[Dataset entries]
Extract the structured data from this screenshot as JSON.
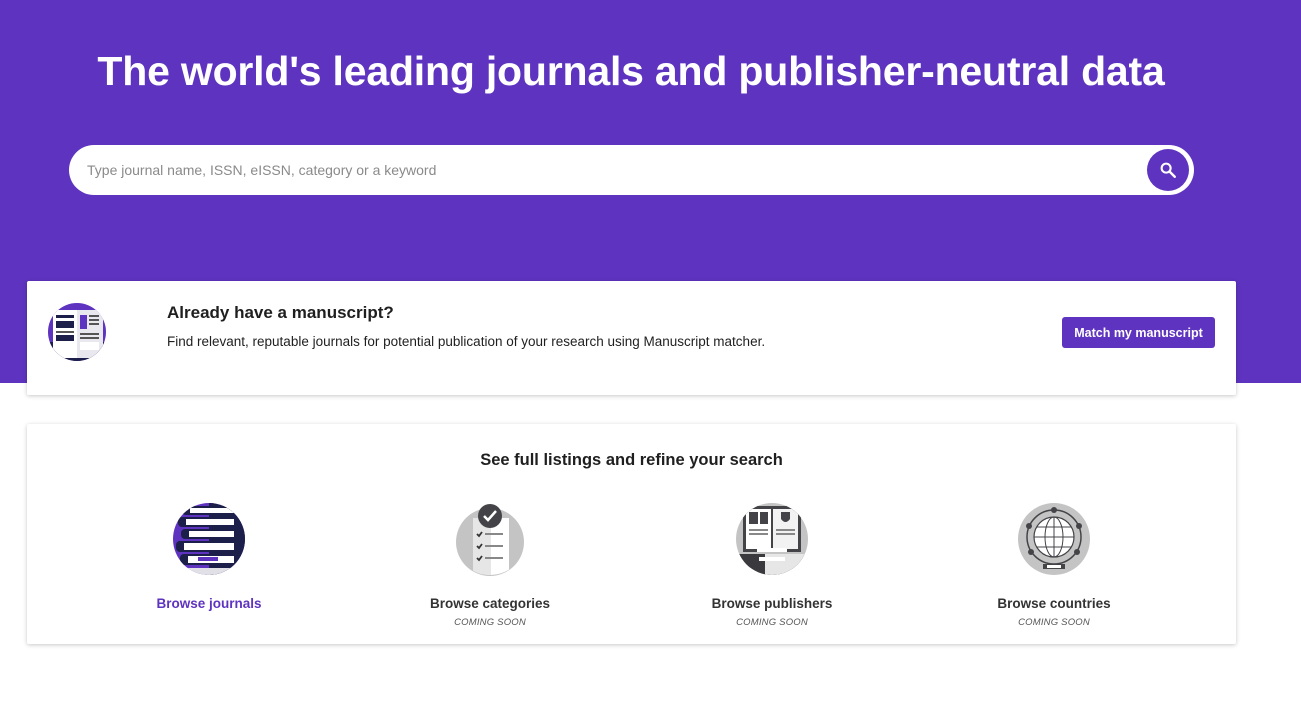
{
  "hero": {
    "title": "The world's leading journals and publisher-neutral data",
    "background_color": "#5e33bf"
  },
  "search": {
    "placeholder": "Type journal name, ISSN, eISSN, category or a keyword",
    "value": "",
    "button_icon": "search-icon"
  },
  "manuscript": {
    "heading": "Already have a manuscript?",
    "description": "Find relevant, reputable journals for potential publication of your research using Manuscript matcher.",
    "button_label": "Match my manuscript",
    "illustration_icon": "manuscript-document-icon"
  },
  "browse": {
    "heading": "See full listings and refine your search",
    "items": [
      {
        "label": "Browse journals",
        "status": "",
        "icon": "journals-stack-icon",
        "active": true
      },
      {
        "label": "Browse categories",
        "status": "COMING SOON",
        "icon": "categories-checklist-icon",
        "active": false
      },
      {
        "label": "Browse publishers",
        "status": "COMING SOON",
        "icon": "publishers-book-icon",
        "active": false
      },
      {
        "label": "Browse countries",
        "status": "COMING SOON",
        "icon": "countries-globe-icon",
        "active": false
      }
    ]
  },
  "colors": {
    "accent": "#5e33bf",
    "text_dark": "#1f1f1f",
    "text_muted": "#555555"
  }
}
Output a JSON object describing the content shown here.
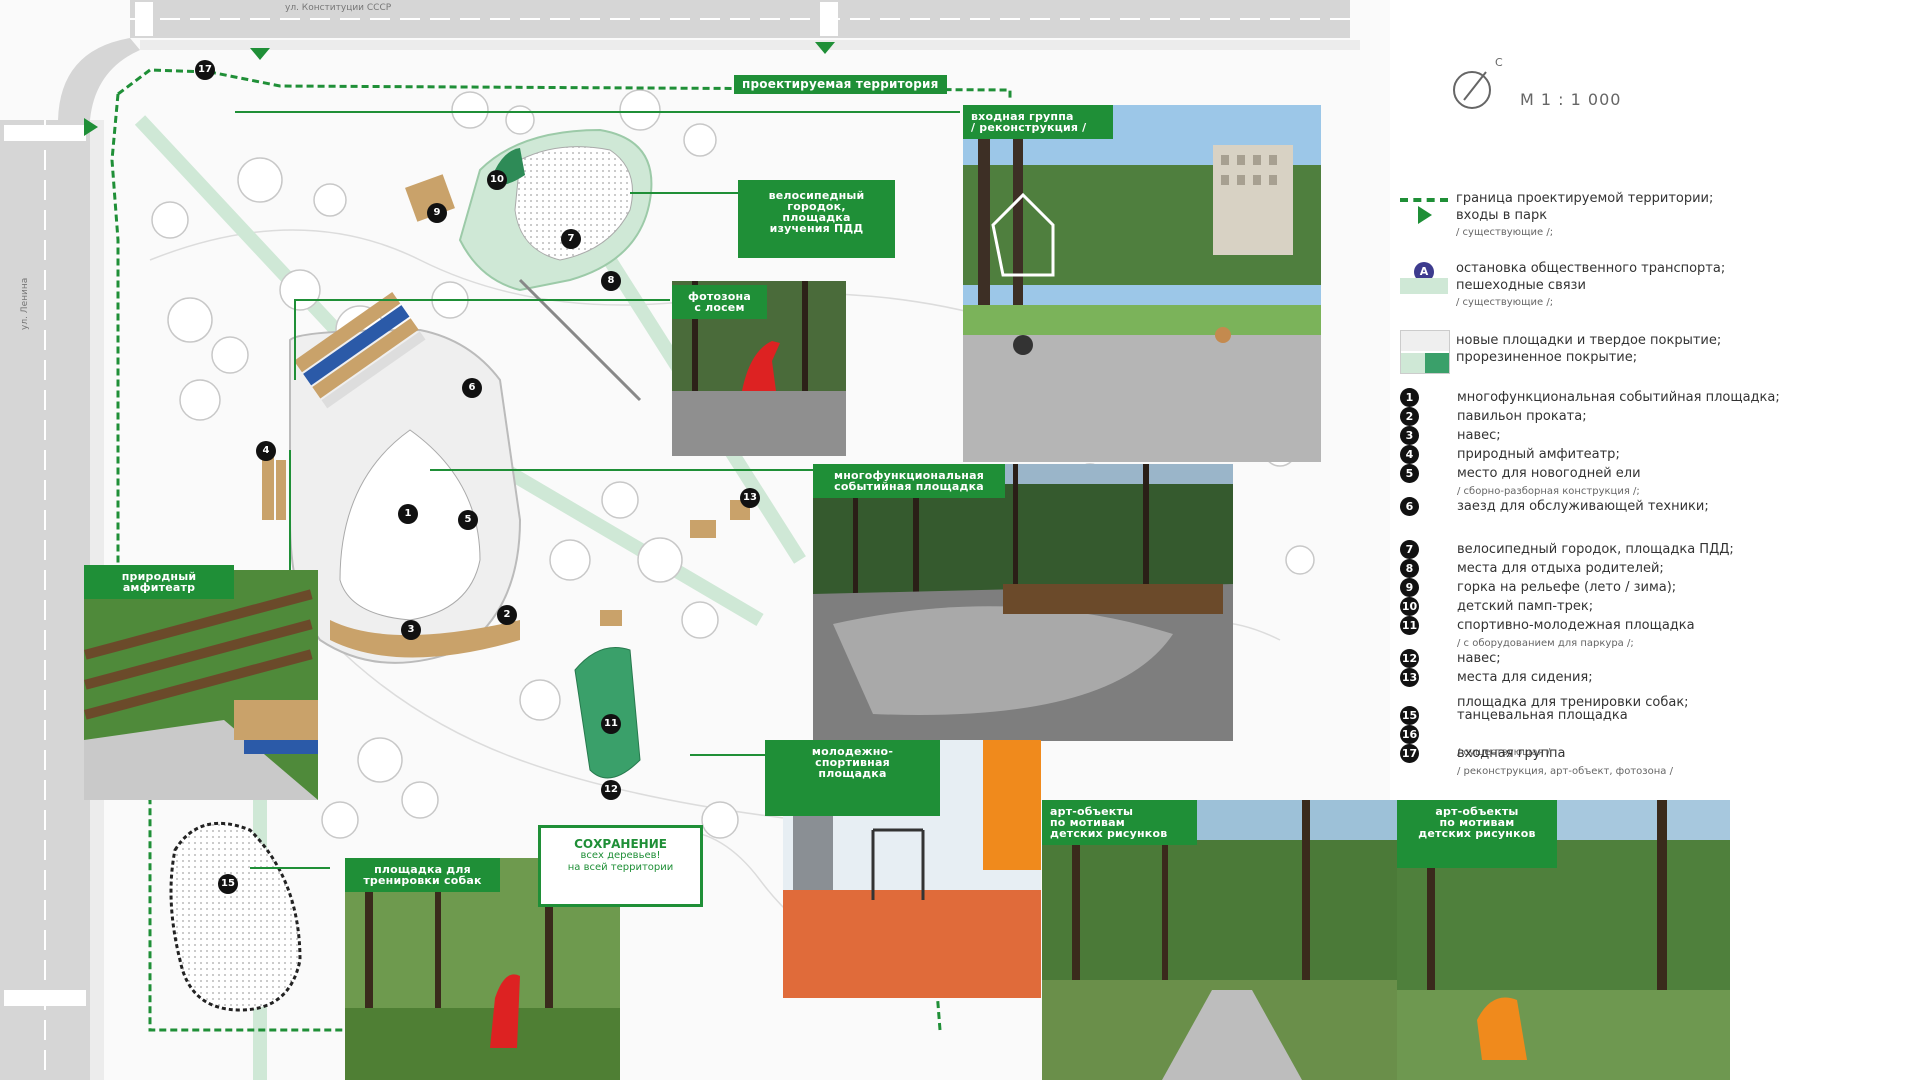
{
  "street_top": "ул. Конституции СССР",
  "street_left": "ул. Ленина",
  "territory_label": "проектируемая территория",
  "scale": {
    "north": "С",
    "text": "М  1 : 1 000"
  },
  "labels": {
    "entrance": [
      "входная группа",
      "/ реконструкция /"
    ],
    "velo": [
      "велосипедный",
      "городок,",
      "площадка",
      "изучения ПДД"
    ],
    "photozone": [
      "фотозона",
      "с лосем"
    ],
    "multi": [
      "многофункциональная",
      "событийная площадка"
    ],
    "amphi": [
      "природный",
      "амфитеатр"
    ],
    "youth": [
      "молодежно-",
      "спортивная",
      "площадка"
    ],
    "art1": [
      "арт-объекты",
      "по мотивам",
      "детских рисунков"
    ],
    "art2": [
      "арт-объекты",
      "по мотивам",
      "детских рисунков"
    ],
    "dogs": [
      "площадка для",
      "тренировки собак"
    ]
  },
  "note": {
    "title": "СОХРАНЕНИЕ",
    "line1": "всех деревьев!",
    "line2": "на всей территории"
  },
  "map_numbers": [
    "1",
    "2",
    "3",
    "4",
    "5",
    "6",
    "7",
    "8",
    "9",
    "10",
    "11",
    "12",
    "13",
    "15",
    "17"
  ],
  "legend": {
    "boundary": {
      "l1": "граница проектируемой территории;",
      "l2": "входы в парк",
      "l3": "/ существующие /;"
    },
    "transport": {
      "icon": "А",
      "l1": "остановка общественного транспорта;",
      "l2": "пешеходные связи",
      "l3": "/ существующие /;"
    },
    "surface": {
      "l1": "новые площадки и твердое покрытие;",
      "l2": "прорезиненное покрытие;"
    },
    "items": [
      {
        "n": "1",
        "t": "многофункциональная событийная площадка;"
      },
      {
        "n": "2",
        "t": "павильон проката;"
      },
      {
        "n": "3",
        "t": "навес;"
      },
      {
        "n": "4",
        "t": "природный амфитеатр;"
      },
      {
        "n": "5",
        "t": "место для новогодней ели",
        "s": "/ сборно-разборная конструкция /;"
      },
      {
        "n": "6",
        "t": "заезд для обслуживающей техники;"
      },
      {
        "n": "7",
        "t": "велосипедный городок, площадка ПДД;"
      },
      {
        "n": "8",
        "t": "места для отдыха родителей;"
      },
      {
        "n": "9",
        "t": "горка на рельефе (лето / зима);"
      },
      {
        "n": "10",
        "t": "детский памп-трек;"
      },
      {
        "n": "11",
        "t": "спортивно-молодежная площадка",
        "s": "/ с оборудованием для паркура /;"
      },
      {
        "n": "12",
        "t": "навес;"
      },
      {
        "n": "13",
        "t": "места для сидения;"
      },
      {
        "n": "",
        "t": "площадка для тренировки собак;"
      },
      {
        "n": "15",
        "t": "танцевальная площадка"
      },
      {
        "n": "16",
        "t": "",
        "s": "/ существующая /"
      },
      {
        "n": "17",
        "t": "входная группа",
        "s": "/ реконструкция, арт-объект, фотозона /"
      }
    ]
  },
  "colors": {
    "green": "#1f8f37",
    "light_green": "#cfe8d6",
    "road": "#d9d9d9",
    "plaza": "#efefef",
    "wood": "#c9a26a"
  },
  "icons": [
    "compass-icon",
    "entrance-arrow-icon",
    "bus-stop-icon"
  ]
}
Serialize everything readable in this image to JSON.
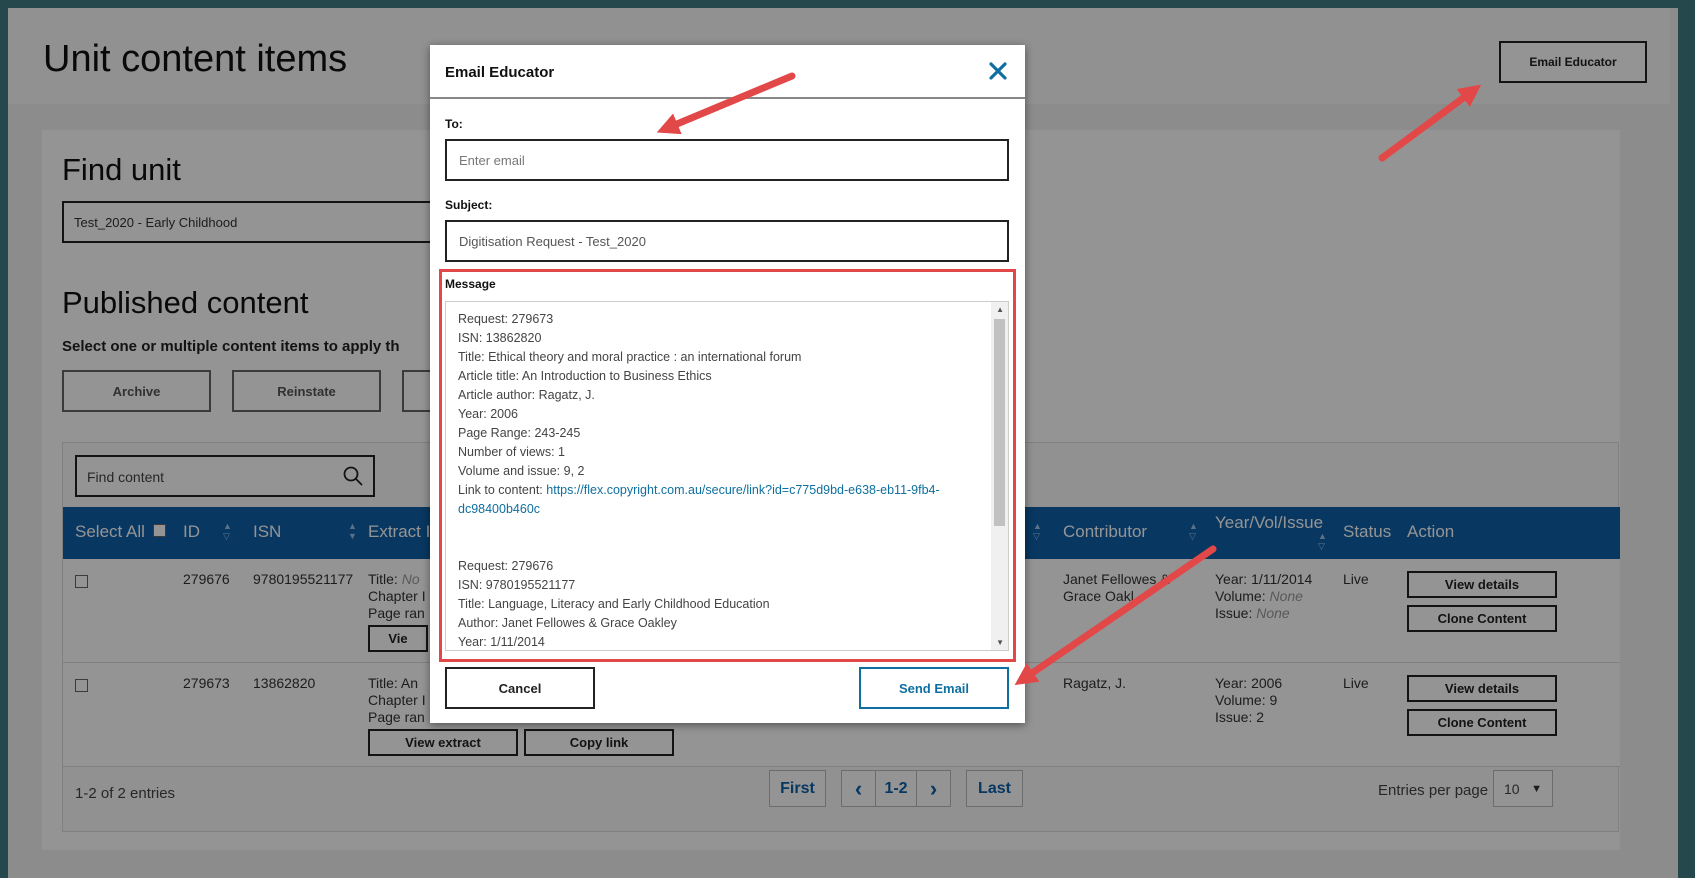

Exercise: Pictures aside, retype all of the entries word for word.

Worked solution:
Extract the structured data from this screenshot as JSON.
{
  "hero": {
    "title": "The world's leading journals and publisher-neutral data",
    "background_color": "#5e33bf"
  },
  "search": {
    "placeholder": "Type journal name, ISSN, eISSN, category or a keyword",
    "value": "",
    "button_icon": "search-icon"
  },
  "manuscript": {
    "heading": "Already have a manuscript?",
    "description": "Find relevant, reputable journals for potential publication of your research using Manuscript matcher.",
    "button_label": "Match my manuscript",
    "illustration_icon": "manuscript-document-icon"
  },
  "browse": {
    "heading": "See full listings and refine your search",
    "items": [
      {
        "label": "Browse journals",
        "status": "",
        "icon": "journals-stack-icon",
        "active": true
      },
      {
        "label": "Browse categories",
        "status": "COMING SOON",
        "icon": "categories-checklist-icon",
        "active": false
      },
      {
        "label": "Browse publishers",
        "status": "COMING SOON",
        "icon": "publishers-book-icon",
        "active": false
      },
      {
        "label": "Browse countries",
        "status": "COMING SOON",
        "icon": "countries-globe-icon",
        "active": false
      }
    ]
  },
  "colors": {
    "accent": "#5e33bf",
    "text_dark": "#1f1f1f",
    "text_muted": "#555555"
  }
}
Output a JSON object describing the content shown here.
{
  "street_top": "ул. Конституции СССР",
  "street_left": "ул. Ленина",
  "territory_label": "проектируемая территория",
  "scale": {
    "north": "С",
    "text": "М  1 : 1 000"
  },
  "labels": {
    "entrance": [
      "входная группа",
      "/ реконструкция /"
    ],
    "velo": [
      "велосипедный",
      "городок,",
      "площадка",
      "изучения ПДД"
    ],
    "photozone": [
      "фотозона",
      "с лосем"
    ],
    "multi": [
      "многофункциональная",
      "событийная площадка"
    ],
    "amphi": [
      "природный",
      "амфитеатр"
    ],
    "youth": [
      "молодежно-",
      "спортивная",
      "площадка"
    ],
    "art1": [
      "арт-объекты",
      "по мотивам",
      "детских рисунков"
    ],
    "art2": [
      "арт-объекты",
      "по мотивам",
      "детских рисунков"
    ],
    "dogs": [
      "площадка для",
      "тренировки собак"
    ]
  },
  "note": {
    "title": "СОХРАНЕНИЕ",
    "line1": "всех деревьев!",
    "line2": "на всей территории"
  },
  "map_numbers": [
    "1",
    "2",
    "3",
    "4",
    "5",
    "6",
    "7",
    "8",
    "9",
    "10",
    "11",
    "12",
    "13",
    "15",
    "17"
  ],
  "legend": {
    "boundary": {
      "l1": "граница проектируемой территории;",
      "l2": "входы в парк",
      "l3": "/ существующие /;"
    },
    "transport": {
      "icon": "А",
      "l1": "остановка общественного транспорта;",
      "l2": "пешеходные связи",
      "l3": "/ существующие /;"
    },
    "surface": {
      "l1": "новые площадки и твердое покрытие;",
      "l2": "прорезиненное покрытие;"
    },
    "items": [
      {
        "n": "1",
        "t": "многофункциональная событийная площадка;"
      },
      {
        "n": "2",
        "t": "павильон проката;"
      },
      {
        "n": "3",
        "t": "навес;"
      },
      {
        "n": "4",
        "t": "природный амфитеатр;"
      },
      {
        "n": "5",
        "t": "место для новогодней ели",
        "s": "/ сборно-разборная конструкция /;"
      },
      {
        "n": "6",
        "t": "заезд для обслуживающей техники;"
      },
      {
        "n": "7",
        "t": "велосипедный городок, площадка ПДД;"
      },
      {
        "n": "8",
        "t": "места для отдыха родителей;"
      },
      {
        "n": "9",
        "t": "горка на рельефе (лето / зима);"
      },
      {
        "n": "10",
        "t": "детский памп-трек;"
      },
      {
        "n": "11",
        "t": "спортивно-молодежная площадка",
        "s": "/ с оборудованием для паркура /;"
      },
      {
        "n": "12",
        "t": "навес;"
      },
      {
        "n": "13",
        "t": "места для сидения;"
      },
      {
        "n": "",
        "t": "площадка для тренировки собак;"
      },
      {
        "n": "15",
        "t": "танцевальная площадка"
      },
      {
        "n": "16",
        "t": "",
        "s": "/ существующая /"
      },
      {
        "n": "17",
        "t": "входная группа",
        "s": "/ реконструкция, арт-объект, фотозона /"
      }
    ]
  },
  "colors": {
    "green": "#1f8f37",
    "light_green": "#cfe8d6",
    "road": "#d9d9d9",
    "plaza": "#efefef",
    "wood": "#c9a26a"
  },
  "icons": [
    "compass-icon",
    "entrance-arrow-icon",
    "bus-stop-icon"
  ]
}
Serialize everything readable in this image to JSON.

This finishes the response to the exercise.